1 Fill a large 10-12 quart stockpot with 5 quarts of water. Set on heat to bring to a boil while you proceed with the next steps. 2 Remove and discard the stems, seeds, and large veins from the chili pods. Heat a cast iron pan on medium high and lightly roast the chili pods for a couple minutes, until they begin to soften.
It’s that time of year when tomatoes are about to say farewell, and I’ve been eating them as often as I can. One of my favorite meals with said tomatoes is a batch of entomatadas. If you’re not familiar with entomatadas, they’re like enchiladas—rolled tortillas filled with cheese, chicken or beef, and covered in a savory sauce. But as the term enchiladas refers to the chile sauce that covers the tortillas in that dish, the term entomatada refers to the tomato-based sauce that covers the tortillas in this dish.
Do you love refried beans and cheese? Do you love a crusty yet soft roll? Then allow me to introduce you to a superb Mexican dish: molletes. Earlier this summer, I traveled to Mexico City. It was the rainy season, which means that every afternoon it would rain for an hour or so. By the time I landed from New York, however, that day’s shower had passed, leaving the air clear and the streets clean.
When I first moved to New York, one of the dishes that was lacking was migas. That Texan breakfast staple of eggs scrambled with fried tortillas, along with a host of other good things such as cheese and chiles, was nowhere to be found. Then one day a friend called and said, “I’ve found migas! This Mexican restaurant is calling them chilaquiles, but if you close your eyes you won’t tell the difference.”
My grandma thinks I am incapable of making any recipe without chile peppers. And she finds this very amusing. Take our conversation about hominy casserole the other day.

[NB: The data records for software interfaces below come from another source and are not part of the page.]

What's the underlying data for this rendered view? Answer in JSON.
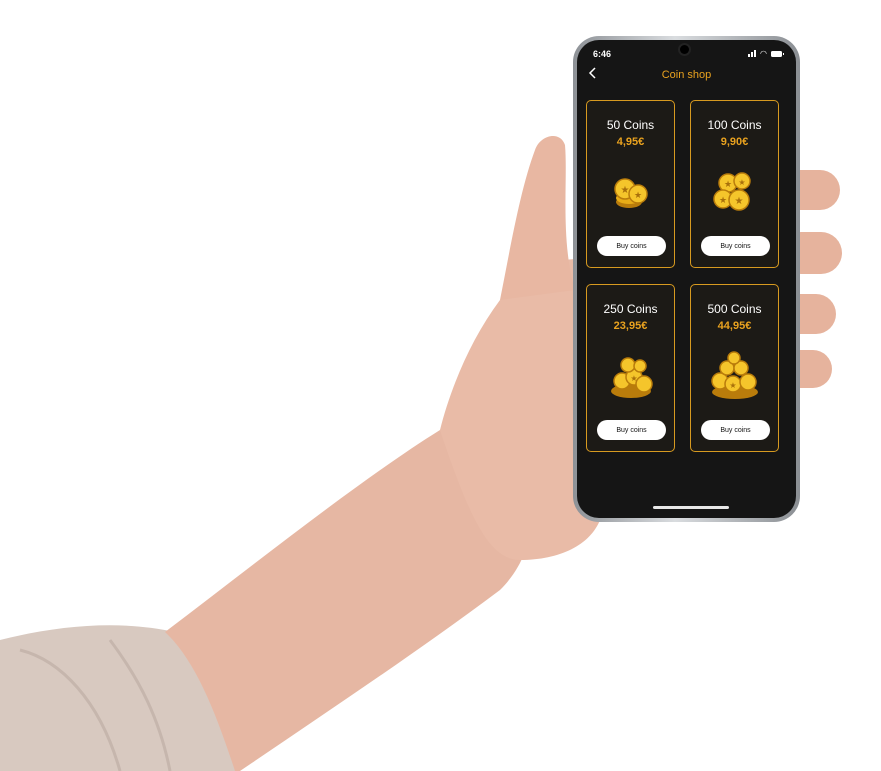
{
  "status_bar": {
    "time": "6:46"
  },
  "header": {
    "title": "Coin shop",
    "back_icon": "chevron-left-icon"
  },
  "products": [
    {
      "title": "50 Coins",
      "price": "4,95€",
      "button": "Buy coins"
    },
    {
      "title": "100 Coins",
      "price": "9,90€",
      "button": "Buy coins"
    },
    {
      "title": "250 Coins",
      "price": "23,95€",
      "button": "Buy coins"
    },
    {
      "title": "500 Coins",
      "price": "44,95€",
      "button": "Buy coins"
    }
  ],
  "colors": {
    "accent": "#e9a21f",
    "background": "#151515",
    "card_border": "#d79a20"
  }
}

As she was telling me her recipe she paused and then said while laughing, “Say, I have an idea. Do you have any chile peppers? I bet that would make this recipe even better!”